Meat is an important part of the diet and culture of the inhabitants of Khyber Pakhtunkhwa (KP) province in Pakistan. The PAFAID aims to target meat value chain actors in Abbottabad, D.I. Khan, Kohistan and Peshawar districts within Khyber Pakhtunkhwa.
Within these districts, 12000 people make their living as part of the cattle meat value chain, working as herders, middlemen, animal processors in slaughterhouses or butchers.In the inception phase of the project populations of the various value chain actors/ components including cattle farmers, butchers, middlemen and slaughterhouses were estimated and a proportional sample was drawn for a baseline survey. The samples drawn at the tehsil level in the four districts are visualized below.
Even though women and youth are actively involved in the cattle value chain, they very often remain economically excluded or not earning the same wage as their male colleagues. The Global Wage Report 2018/2019 of ILO also reported that women in Pakistan constitute 90% of the bottom 1% of wage earners in the country. The report also highlights the wage and gender wage gap situation in Pakistan. According to the report, Pakistan has the second highest overall hourly average (mean) gender pay gap of the 73 countries for which comparable data are available. In particular the gender pay gap for Pakistan was identified to be 34 percent, which is more than double the global average.
There are 39 slaughterhouses in Khyber Pakhtunkhwa, out of which only 30 operate at the moment. However, the compliance level of these slaughterhouses is relatively low. To date none of the slaughterhouses in Khyber Pakhtunkhwa have been able to comply with national and international food safety requirements.
Results from PAFAID’s initial survey suggested that out of the 10 slaughterhouses in the four selected districts, 6 (60%) do not follow any food safety certification requirements or practices in the form of Good hygiene practices (GHP) and Hazard analysis and critical control point (HACCP) whereas 4 (40%) followed certain guidelines but still not certified for safety and quality at this stage. As a result of lack of compliance and regulatory issues, locally processed meat can not be sold in high-end markets locally or abroad, resulting in loss of potential economic benefits for the actors in the cattle meat value chain.

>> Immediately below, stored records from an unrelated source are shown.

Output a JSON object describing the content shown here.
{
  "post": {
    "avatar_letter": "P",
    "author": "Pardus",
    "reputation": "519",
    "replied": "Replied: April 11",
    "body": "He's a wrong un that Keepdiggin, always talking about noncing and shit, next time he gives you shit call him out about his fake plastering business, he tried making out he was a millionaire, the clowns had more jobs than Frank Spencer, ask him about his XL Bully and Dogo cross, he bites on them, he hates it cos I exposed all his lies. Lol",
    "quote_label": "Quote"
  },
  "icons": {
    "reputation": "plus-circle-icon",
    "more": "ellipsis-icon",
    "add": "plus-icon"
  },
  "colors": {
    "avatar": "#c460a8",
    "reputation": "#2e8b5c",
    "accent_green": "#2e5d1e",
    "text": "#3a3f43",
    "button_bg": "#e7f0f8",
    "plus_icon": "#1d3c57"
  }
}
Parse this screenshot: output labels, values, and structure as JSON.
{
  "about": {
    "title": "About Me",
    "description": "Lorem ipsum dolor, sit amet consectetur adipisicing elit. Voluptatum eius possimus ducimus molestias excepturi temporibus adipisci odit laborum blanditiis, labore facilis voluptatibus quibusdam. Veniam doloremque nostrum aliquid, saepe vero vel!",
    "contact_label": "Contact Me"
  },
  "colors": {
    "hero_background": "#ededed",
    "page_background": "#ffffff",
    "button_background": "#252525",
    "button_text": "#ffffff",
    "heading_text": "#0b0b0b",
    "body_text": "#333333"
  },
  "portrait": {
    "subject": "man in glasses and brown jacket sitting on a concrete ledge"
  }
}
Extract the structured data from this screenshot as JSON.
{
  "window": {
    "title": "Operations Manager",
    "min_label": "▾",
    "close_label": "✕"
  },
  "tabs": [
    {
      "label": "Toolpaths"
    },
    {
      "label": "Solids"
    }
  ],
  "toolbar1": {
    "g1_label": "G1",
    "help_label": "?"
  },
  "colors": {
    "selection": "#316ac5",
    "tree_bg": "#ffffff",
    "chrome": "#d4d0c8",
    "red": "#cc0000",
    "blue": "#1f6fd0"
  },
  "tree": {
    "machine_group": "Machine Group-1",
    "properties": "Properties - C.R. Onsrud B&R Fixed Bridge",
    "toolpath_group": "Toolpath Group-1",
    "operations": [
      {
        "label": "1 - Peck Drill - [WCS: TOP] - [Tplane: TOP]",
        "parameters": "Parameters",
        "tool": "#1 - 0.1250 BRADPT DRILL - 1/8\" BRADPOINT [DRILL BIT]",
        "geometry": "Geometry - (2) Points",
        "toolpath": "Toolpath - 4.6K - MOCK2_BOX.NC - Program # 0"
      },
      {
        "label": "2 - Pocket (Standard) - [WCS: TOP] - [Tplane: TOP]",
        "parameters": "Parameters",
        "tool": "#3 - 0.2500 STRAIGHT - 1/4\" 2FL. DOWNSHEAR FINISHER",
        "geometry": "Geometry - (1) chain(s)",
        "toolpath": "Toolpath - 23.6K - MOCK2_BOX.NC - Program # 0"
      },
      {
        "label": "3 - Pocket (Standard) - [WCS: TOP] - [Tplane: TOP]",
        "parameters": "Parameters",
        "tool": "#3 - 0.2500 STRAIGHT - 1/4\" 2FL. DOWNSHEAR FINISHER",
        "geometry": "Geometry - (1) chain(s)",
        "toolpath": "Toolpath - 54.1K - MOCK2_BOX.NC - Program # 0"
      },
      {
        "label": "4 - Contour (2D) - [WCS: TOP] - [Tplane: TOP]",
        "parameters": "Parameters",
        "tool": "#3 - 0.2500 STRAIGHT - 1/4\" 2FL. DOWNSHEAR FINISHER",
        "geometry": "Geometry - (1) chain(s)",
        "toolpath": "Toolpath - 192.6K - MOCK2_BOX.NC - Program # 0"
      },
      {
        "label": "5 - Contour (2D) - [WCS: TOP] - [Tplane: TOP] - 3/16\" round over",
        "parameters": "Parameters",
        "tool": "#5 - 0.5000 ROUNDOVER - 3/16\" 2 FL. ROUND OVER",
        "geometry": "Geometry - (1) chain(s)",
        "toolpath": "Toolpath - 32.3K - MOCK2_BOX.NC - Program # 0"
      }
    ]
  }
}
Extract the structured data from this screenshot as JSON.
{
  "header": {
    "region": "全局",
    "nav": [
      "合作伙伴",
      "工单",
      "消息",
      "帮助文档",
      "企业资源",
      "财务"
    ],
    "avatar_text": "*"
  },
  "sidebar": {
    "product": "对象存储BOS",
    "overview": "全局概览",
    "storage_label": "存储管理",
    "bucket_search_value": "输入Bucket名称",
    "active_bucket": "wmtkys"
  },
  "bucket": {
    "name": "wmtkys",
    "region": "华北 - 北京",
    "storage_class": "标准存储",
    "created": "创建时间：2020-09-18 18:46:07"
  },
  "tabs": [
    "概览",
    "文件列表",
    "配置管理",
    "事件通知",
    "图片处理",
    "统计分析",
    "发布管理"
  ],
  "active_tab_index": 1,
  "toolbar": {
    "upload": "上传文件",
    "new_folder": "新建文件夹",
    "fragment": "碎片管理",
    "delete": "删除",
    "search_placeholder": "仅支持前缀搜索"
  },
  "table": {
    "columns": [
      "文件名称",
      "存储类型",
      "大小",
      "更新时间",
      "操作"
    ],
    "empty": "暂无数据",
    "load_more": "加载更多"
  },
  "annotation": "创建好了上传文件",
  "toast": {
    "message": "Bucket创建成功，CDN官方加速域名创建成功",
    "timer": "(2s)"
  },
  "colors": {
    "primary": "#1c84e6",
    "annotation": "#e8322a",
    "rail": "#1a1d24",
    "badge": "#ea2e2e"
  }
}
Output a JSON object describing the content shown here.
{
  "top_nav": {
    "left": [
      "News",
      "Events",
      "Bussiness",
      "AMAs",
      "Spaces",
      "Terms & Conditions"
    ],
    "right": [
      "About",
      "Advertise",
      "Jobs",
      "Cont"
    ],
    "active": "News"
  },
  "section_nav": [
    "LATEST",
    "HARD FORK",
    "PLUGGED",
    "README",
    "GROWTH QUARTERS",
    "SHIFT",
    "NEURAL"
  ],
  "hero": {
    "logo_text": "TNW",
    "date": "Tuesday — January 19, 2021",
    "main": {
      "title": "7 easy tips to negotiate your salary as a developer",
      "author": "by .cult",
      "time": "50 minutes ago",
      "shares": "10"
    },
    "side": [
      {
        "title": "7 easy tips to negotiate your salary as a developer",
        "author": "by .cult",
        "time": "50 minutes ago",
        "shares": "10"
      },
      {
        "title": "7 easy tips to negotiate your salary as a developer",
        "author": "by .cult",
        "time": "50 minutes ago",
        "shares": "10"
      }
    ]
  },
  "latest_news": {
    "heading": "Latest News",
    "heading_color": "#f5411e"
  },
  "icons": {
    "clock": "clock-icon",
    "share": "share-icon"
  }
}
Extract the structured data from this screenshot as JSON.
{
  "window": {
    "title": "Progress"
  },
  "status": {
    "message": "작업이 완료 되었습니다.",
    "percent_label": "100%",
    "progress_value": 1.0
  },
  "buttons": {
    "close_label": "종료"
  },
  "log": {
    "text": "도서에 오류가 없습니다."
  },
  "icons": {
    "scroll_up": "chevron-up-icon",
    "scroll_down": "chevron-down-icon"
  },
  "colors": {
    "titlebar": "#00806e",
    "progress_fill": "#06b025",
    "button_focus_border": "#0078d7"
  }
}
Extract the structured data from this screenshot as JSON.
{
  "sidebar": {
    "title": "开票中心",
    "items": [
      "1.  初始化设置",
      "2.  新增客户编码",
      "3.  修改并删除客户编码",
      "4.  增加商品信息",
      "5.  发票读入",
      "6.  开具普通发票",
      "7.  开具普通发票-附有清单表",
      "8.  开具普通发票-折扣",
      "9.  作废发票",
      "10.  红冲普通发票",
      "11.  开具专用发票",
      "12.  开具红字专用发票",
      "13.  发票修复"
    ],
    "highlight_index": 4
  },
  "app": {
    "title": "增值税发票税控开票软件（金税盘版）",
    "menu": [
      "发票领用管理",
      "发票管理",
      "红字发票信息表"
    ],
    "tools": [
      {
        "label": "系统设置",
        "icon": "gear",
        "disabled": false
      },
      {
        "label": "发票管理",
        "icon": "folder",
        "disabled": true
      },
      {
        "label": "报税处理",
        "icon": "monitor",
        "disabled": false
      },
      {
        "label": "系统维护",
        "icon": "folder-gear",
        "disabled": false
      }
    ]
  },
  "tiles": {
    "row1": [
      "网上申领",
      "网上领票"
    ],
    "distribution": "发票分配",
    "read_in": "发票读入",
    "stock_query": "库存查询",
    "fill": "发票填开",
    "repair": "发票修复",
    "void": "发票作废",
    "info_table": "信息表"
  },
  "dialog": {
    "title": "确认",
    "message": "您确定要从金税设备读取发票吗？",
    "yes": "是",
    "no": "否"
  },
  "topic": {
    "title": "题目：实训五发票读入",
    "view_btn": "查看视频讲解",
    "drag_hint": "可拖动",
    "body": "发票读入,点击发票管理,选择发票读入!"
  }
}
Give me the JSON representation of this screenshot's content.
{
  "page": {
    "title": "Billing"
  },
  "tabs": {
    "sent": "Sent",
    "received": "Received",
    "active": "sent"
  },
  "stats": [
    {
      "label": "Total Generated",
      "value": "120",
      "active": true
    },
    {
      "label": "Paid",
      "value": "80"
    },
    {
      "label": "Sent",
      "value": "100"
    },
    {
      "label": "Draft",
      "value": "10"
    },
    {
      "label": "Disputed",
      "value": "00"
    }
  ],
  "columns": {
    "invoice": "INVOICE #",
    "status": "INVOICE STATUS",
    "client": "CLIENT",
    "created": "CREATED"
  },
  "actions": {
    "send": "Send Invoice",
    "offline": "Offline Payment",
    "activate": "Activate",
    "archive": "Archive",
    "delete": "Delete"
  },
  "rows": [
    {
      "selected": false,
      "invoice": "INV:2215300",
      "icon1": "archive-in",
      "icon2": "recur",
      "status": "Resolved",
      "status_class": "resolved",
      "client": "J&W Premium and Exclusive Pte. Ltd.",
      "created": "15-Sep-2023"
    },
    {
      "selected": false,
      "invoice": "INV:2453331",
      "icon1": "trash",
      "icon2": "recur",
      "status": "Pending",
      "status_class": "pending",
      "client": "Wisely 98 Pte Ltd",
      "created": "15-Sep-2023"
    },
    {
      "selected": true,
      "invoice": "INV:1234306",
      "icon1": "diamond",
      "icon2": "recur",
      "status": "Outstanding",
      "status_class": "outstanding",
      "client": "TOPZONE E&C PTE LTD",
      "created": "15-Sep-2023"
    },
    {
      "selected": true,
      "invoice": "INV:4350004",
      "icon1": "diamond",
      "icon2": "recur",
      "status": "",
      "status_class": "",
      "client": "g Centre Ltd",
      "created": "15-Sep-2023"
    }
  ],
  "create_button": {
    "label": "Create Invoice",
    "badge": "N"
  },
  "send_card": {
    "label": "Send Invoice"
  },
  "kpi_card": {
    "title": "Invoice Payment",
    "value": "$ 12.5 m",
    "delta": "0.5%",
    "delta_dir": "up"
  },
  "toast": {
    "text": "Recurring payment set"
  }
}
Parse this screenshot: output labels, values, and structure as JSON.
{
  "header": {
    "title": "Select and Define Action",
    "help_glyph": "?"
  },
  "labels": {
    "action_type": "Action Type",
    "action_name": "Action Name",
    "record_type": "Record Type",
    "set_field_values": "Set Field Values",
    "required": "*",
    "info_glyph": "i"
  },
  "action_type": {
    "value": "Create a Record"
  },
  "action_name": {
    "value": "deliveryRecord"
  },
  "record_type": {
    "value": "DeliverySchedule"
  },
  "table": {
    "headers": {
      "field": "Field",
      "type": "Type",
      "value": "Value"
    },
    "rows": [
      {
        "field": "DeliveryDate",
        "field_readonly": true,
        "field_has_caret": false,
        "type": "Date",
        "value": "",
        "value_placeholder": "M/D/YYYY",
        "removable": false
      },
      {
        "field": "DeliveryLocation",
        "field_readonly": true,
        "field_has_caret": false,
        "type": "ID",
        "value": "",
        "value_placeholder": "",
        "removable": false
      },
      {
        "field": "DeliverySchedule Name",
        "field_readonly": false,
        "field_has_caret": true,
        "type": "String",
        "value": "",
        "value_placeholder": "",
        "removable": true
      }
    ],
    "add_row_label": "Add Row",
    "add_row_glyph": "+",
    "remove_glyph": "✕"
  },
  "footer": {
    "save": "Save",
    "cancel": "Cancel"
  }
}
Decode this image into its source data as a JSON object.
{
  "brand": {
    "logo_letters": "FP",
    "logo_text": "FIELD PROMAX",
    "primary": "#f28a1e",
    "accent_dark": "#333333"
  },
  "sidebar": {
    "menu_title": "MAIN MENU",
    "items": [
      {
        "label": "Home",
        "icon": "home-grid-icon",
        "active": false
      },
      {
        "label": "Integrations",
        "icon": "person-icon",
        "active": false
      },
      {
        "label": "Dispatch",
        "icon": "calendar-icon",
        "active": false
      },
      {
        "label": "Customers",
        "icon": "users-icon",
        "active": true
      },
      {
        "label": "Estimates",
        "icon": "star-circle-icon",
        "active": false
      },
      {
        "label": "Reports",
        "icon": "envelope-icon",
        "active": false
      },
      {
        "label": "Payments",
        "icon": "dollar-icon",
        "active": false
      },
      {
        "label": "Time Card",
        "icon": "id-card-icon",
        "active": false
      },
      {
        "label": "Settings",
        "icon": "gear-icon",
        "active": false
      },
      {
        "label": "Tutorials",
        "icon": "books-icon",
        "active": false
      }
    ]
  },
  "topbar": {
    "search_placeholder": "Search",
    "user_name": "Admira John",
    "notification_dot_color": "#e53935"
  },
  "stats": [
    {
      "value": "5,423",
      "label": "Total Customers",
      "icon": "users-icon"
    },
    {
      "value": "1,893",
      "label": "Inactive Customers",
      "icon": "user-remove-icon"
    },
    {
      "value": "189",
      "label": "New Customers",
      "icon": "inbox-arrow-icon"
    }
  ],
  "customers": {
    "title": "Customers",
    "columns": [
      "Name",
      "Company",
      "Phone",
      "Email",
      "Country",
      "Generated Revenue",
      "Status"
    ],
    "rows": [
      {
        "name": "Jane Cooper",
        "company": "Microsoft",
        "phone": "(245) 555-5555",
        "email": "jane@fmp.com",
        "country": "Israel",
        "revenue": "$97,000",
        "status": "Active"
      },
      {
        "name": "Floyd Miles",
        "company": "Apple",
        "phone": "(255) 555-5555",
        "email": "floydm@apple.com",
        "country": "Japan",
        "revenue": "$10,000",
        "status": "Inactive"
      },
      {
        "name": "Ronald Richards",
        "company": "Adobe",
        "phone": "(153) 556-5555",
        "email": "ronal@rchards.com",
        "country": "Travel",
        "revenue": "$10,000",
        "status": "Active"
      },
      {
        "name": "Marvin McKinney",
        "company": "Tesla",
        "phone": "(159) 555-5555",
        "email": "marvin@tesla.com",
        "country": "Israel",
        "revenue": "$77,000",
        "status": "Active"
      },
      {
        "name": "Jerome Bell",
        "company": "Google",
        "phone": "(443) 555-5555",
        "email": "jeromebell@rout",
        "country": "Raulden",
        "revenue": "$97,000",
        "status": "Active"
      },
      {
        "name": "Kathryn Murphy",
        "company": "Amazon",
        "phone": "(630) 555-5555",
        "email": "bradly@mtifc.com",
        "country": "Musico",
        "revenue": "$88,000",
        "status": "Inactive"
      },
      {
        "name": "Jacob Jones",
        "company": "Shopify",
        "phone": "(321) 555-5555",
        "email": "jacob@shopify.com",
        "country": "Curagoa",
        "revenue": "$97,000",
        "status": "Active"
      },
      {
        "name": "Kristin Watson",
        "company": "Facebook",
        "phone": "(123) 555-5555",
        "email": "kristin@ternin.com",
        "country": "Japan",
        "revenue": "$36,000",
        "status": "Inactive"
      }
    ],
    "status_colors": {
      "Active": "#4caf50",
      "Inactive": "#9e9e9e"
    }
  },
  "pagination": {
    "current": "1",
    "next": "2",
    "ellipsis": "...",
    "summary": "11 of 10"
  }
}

Like slaughterhouses, butcher shops are also unable to comply with food safety requirements to meet local and international regulations. This is despite a network of diligent inspectors who visit meat related businesses and follow up with them on their practices. The ongoing joint efforts of the Agriculture Department, Local Government Department and Khyber Pakhtunkhwa Food Safety and Halal Food Authority (KPFSHFA) on enforcing existing food safety regulations are acknowledged to help improve food safety conditions of these meat shops, however, further improvement can be considered in this area based on international best practices. Unhygienic conditions in meat shops result in mass consumption of unsafe meat which can potentially put the lives of innumerable consumers in Khyber Pakhtunkhwa at risk. Meat sold in unhygienic conditions can lead to severe foodborne illnesses which in general leads to a productivity loss of $1.5 billion per year in Pakistan through higher health care costs and inability to work or decreased productivity of consumers. (Source: The World Bank: The Safe Food Imperative).
Many of the butcher shops that process and sell meat also do not have access to electricity, clean running water and adequate cold storage facilities, thus compromising hygiene as well as market competitiveness. PAFAID's survey found that 23% of the butcher shops reported not having access to electricity, 32% reported no access to running water whereas 47% reported not having access to a cold storage facility. Lack of basic facilities also reduces opportunities for economic growth originating from higher profit margins in high end markets. The distribution of meat price reported by butchers in the surveyed districts is provided below.
Despite these challenges, the global halal food market shows a lot of potential by reaching a value of around US$ 1.6 Trillion in 2018. By 2030, the market is projected to become a multi-trillion dollar sector serving billions of consumers. Investing in meeting national and international requirements especially in food safety compliance is a big untapped economic opportunity for Pakistan, especially for the KP province.
UNIDO works on the enhancement of the productive and compliance capacities of relevant actors in the cattle meat value chain in Khyber Pakhtunkhwa so as to contribute to poverty reduction through economic growth. If you want to learn more about our project and hear about upcoming events, please subscribe to our monthly newsletter or visit our website www.pafaid.org